Ned Kelly is as anti-authoritarian as its director’s previous feature, the scattershot army clock-cleaning Buffalo Soldiers, but Jordan and screenwriter John Michael McDonagh (adapting Robert Drewe’s novel Our Sunshine) eschew satire or allegory for an intermittently serene, murkily transcendental detachment—or indifference, in the case of Naomi Watts’s stick-on love interest.
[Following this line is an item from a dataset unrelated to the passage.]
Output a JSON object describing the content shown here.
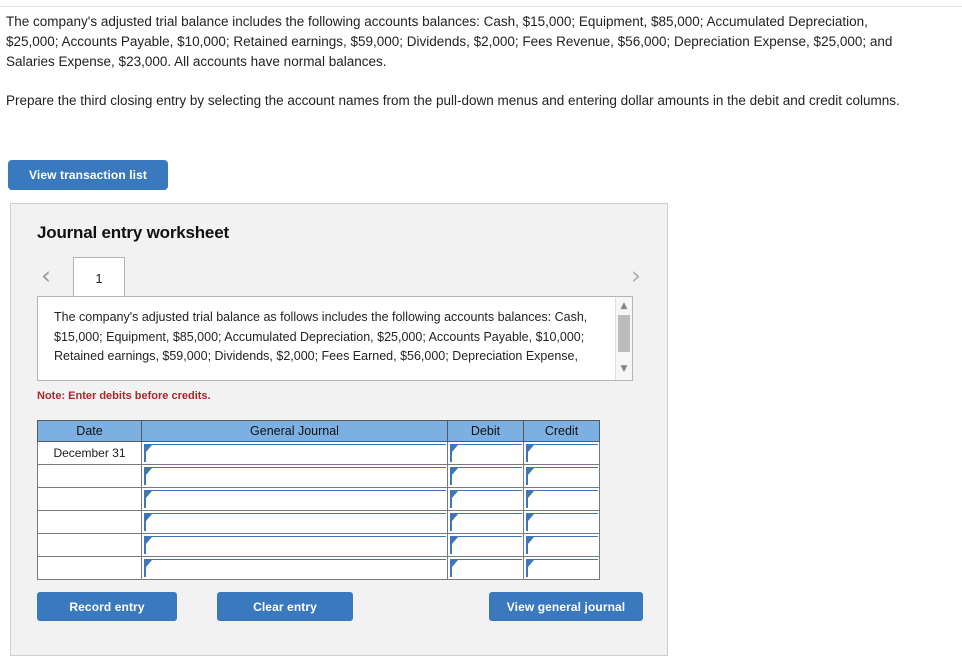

A contemplative western that trails the brute boot prints of empire as its minions tame a frontier, the film marks a welcome departure from the usual rah-rah machismo of the semi-nationalist action adventure, but Jordan never escapes the mighty shadow of The Thin Red Line—from the grace-note inserts of exotic birds, snakes, and foliage to Ledger’s laconic, sometimes haiku-like voice-over to Klaus Badelt’s embarrassingly Zimmer-derivative score. As an adoring salute to an obsession-inspiring hero, Ned Kelly could take the alternate title Terrence Malick.
Prosaic as its moniker, Two Men Went to War—also based on true events—follows a veteran sergeant (Kenneth Cranham) and a callow private (Leo Bill) who go AWOL from the Royal Army Dental Corps in a fishing boat to infiltrate a remarkably permeable occupied France in 1942. John Henderson’s rickety comedy flows in the Brit-blooded vein of gruff, deceptively hapless pluck in the face of Nazi aggression, a tradition exemplified by the ’70s BBC institution Dad’s Army; this time around, the dental duo’s amateur ops succeed in exploding a German signal tower, healing respective insecurities and mutual animosity, and relieving Winston Churchill (David Ryall) from a bout of depression. Two Men is slow and sweet as warm pudding, but Cranham and Derek Jacobi (as one of Churchill’s intelligence officers) both add a generous, wholehearted gravitas the film might have thought to ask for in the first place.